Oct 30, 2008

This weekend I'll be writing an essay for a Canadian History course, discussing the motivations, methodology, and influence of the Jesuits on the Huron during their missions to New France in the seventeenth century. The questions I'm working on are engaging, however as I'm working on this topic and doing my readings I can't help but wonder what a contemporary Huron nation might have looked like.

French society was feudal, monarchical, hierarchical, and built on complex religious and economic systems. Government in that environment arose from the desire to protect and administer private property, and for the middling and lower groups private property was the result of agriculture -- few would want to place efforts into administering or working the land without ensuring that the fruit of their labour was guaranteed to them. The North American First Nations also had agriculture, however they had a very different conception of private property, its protection, and the relationship between one man and another. Private items included personal objects such as axes and horses, but lands were communal and assigned to tribes as agreed upon at meetings of tribal representatives.

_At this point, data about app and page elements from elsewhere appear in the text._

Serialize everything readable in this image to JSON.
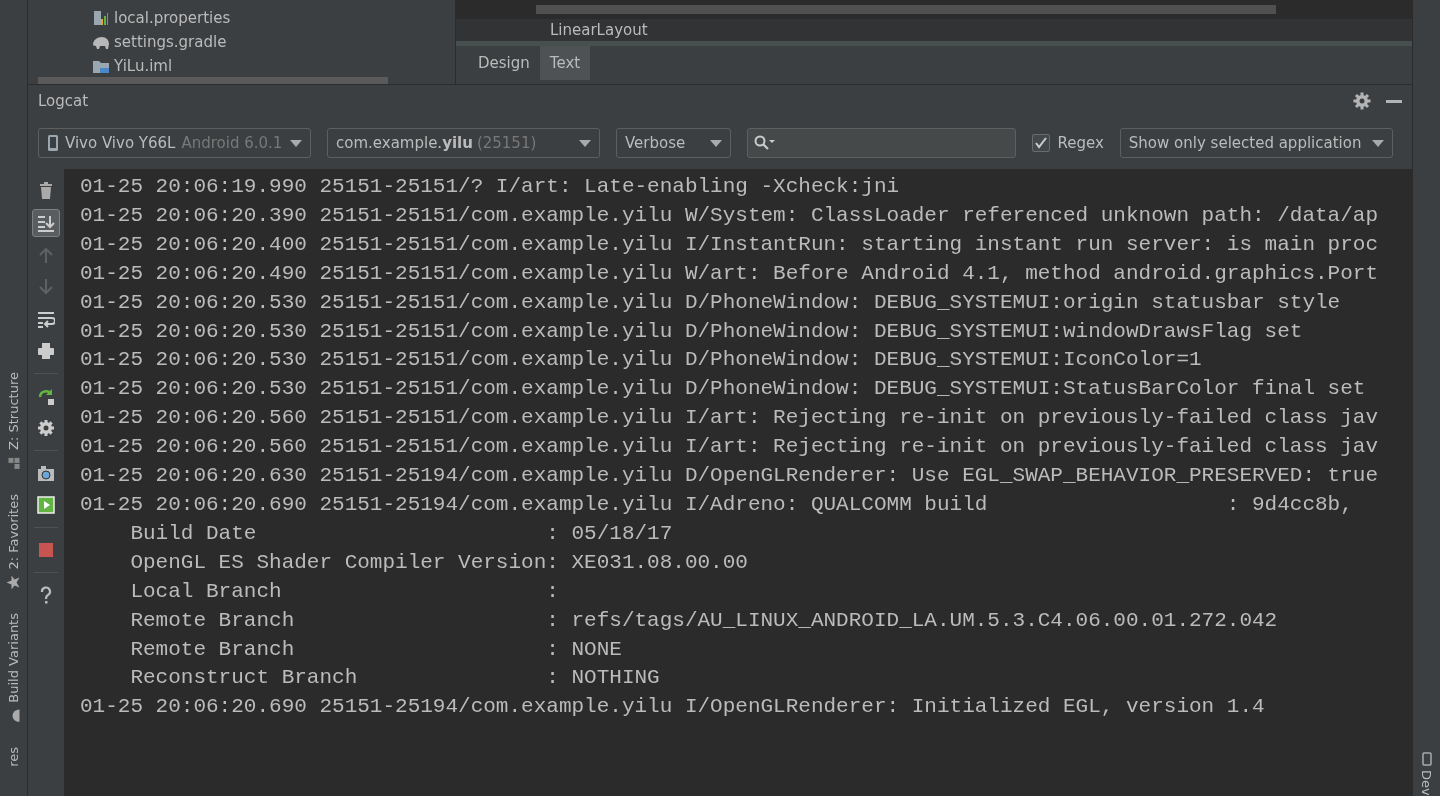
{
  "project_tree": [
    {
      "kind": "properties",
      "label": "local.properties"
    },
    {
      "kind": "gradle",
      "label": "settings.gradle"
    },
    {
      "kind": "module",
      "label": "YiLu.iml"
    }
  ],
  "editor": {
    "breadcrumb": "LinearLayout",
    "tabs": [
      {
        "label": "Design",
        "selected": false
      },
      {
        "label": "Text",
        "selected": true
      }
    ]
  },
  "left_strip": [
    {
      "kind": "structure",
      "label": "Z: Structure"
    },
    {
      "kind": "favorites",
      "label": "2: Favorites"
    },
    {
      "kind": "variants",
      "label": "Build Variants"
    },
    {
      "kind": "captures",
      "label": "res"
    }
  ],
  "right_strip": [
    {
      "kind": "device",
      "label": "Dev"
    }
  ],
  "logcat": {
    "title": "Logcat",
    "device": {
      "name": "Vivo Vivo Y66L",
      "version": "Android 6.0.1"
    },
    "process": {
      "name": "com.example.**yilu**",
      "pid": "(25151)"
    },
    "level": "Verbose",
    "regex": {
      "label": "Regex",
      "checked": true
    },
    "filter": "Show only selected application",
    "tool_groups": [
      [
        {
          "kind": "trash",
          "active": false,
          "disabled": false
        },
        {
          "kind": "scroll-end",
          "active": true,
          "disabled": false
        },
        {
          "kind": "up",
          "active": false,
          "disabled": true
        },
        {
          "kind": "down",
          "active": false,
          "disabled": true
        },
        {
          "kind": "wrap",
          "active": false,
          "disabled": false
        },
        {
          "kind": "print",
          "active": false,
          "disabled": false
        }
      ],
      [
        {
          "kind": "restart",
          "active": false,
          "disabled": false
        },
        {
          "kind": "settings",
          "active": false,
          "disabled": false
        }
      ],
      [
        {
          "kind": "camera",
          "active": false,
          "disabled": false
        },
        {
          "kind": "record",
          "active": false,
          "disabled": false
        }
      ],
      [
        {
          "kind": "stop",
          "active": false,
          "disabled": false
        }
      ],
      [
        {
          "kind": "help",
          "active": false,
          "disabled": false
        }
      ]
    ],
    "lines": [
      "01-25 20:06:19.990 25151-25151/? I/art: Late-enabling -Xcheck:jni",
      "01-25 20:06:20.390 25151-25151/com.example.yilu W/System: ClassLoader referenced unknown path: /data/ap",
      "01-25 20:06:20.400 25151-25151/com.example.yilu I/InstantRun: starting instant run server: is main proc",
      "01-25 20:06:20.490 25151-25151/com.example.yilu W/art: Before Android 4.1, method android.graphics.Port",
      "01-25 20:06:20.530 25151-25151/com.example.yilu D/PhoneWindow: DEBUG_SYSTEMUI:origin statusbar style",
      "01-25 20:06:20.530 25151-25151/com.example.yilu D/PhoneWindow: DEBUG_SYSTEMUI:windowDrawsFlag set",
      "01-25 20:06:20.530 25151-25151/com.example.yilu D/PhoneWindow: DEBUG_SYSTEMUI:IconColor=1",
      "01-25 20:06:20.530 25151-25151/com.example.yilu D/PhoneWindow: DEBUG_SYSTEMUI:StatusBarColor final set",
      "01-25 20:06:20.560 25151-25151/com.example.yilu I/art: Rejecting re-init on previously-failed class jav",
      "01-25 20:06:20.560 25151-25151/com.example.yilu I/art: Rejecting re-init on previously-failed class jav",
      "01-25 20:06:20.630 25151-25194/com.example.yilu D/OpenGLRenderer: Use EGL_SWAP_BEHAVIOR_PRESERVED: true",
      "01-25 20:06:20.690 25151-25194/com.example.yilu I/Adreno: QUALCOMM build                   : 9d4cc8b,",
      "    Build Date                       : 05/18/17",
      "    OpenGL ES Shader Compiler Version: XE031.08.00.00",
      "    Local Branch                     :",
      "    Remote Branch                    : refs/tags/AU_LINUX_ANDROID_LA.UM.5.3.C4.06.00.01.272.042",
      "    Remote Branch                    : NONE",
      "    Reconstruct Branch               : NOTHING",
      "01-25 20:06:20.690 25151-25194/com.example.yilu I/OpenGLRenderer: Initialized EGL, version 1.4"
    ]
  }
}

If the natives had been left unmolested by the Europeans, and if or when the natives transitioned through their own iron age and beyond, would the resulting societies have resembled those of Europe, in particular those of France and England? Might it be that the natives were in a state the Europeans once passed through during their prehistory, en route to seventeenth century monarchism? The British economist and historian R.H. Tawney discusses the development of European societies and economies in his work Religion and the Rise of Capitalism, and from the title alone we can surmise the direction of the book: the development of (mercantilism, feudalism, and) capitalism was based upon and inextricably bound to the development of the dominant European religion, Christianity.

Accepting religion as one of the driving forces that shape the economic form of a society -- and there seems to be no reason to think this would not hold true in the case of First Nations as well as Europe -- I see no reason to believe that native North American societies would have developed in a fashion similar to European societies. First Nations religions and cosmology were different from Christianity in fundamental ways. The natives had very different natural and supernatural conceptions, and thus very different ideas about the relationship between men and earth.

A research topic for another year perhaps.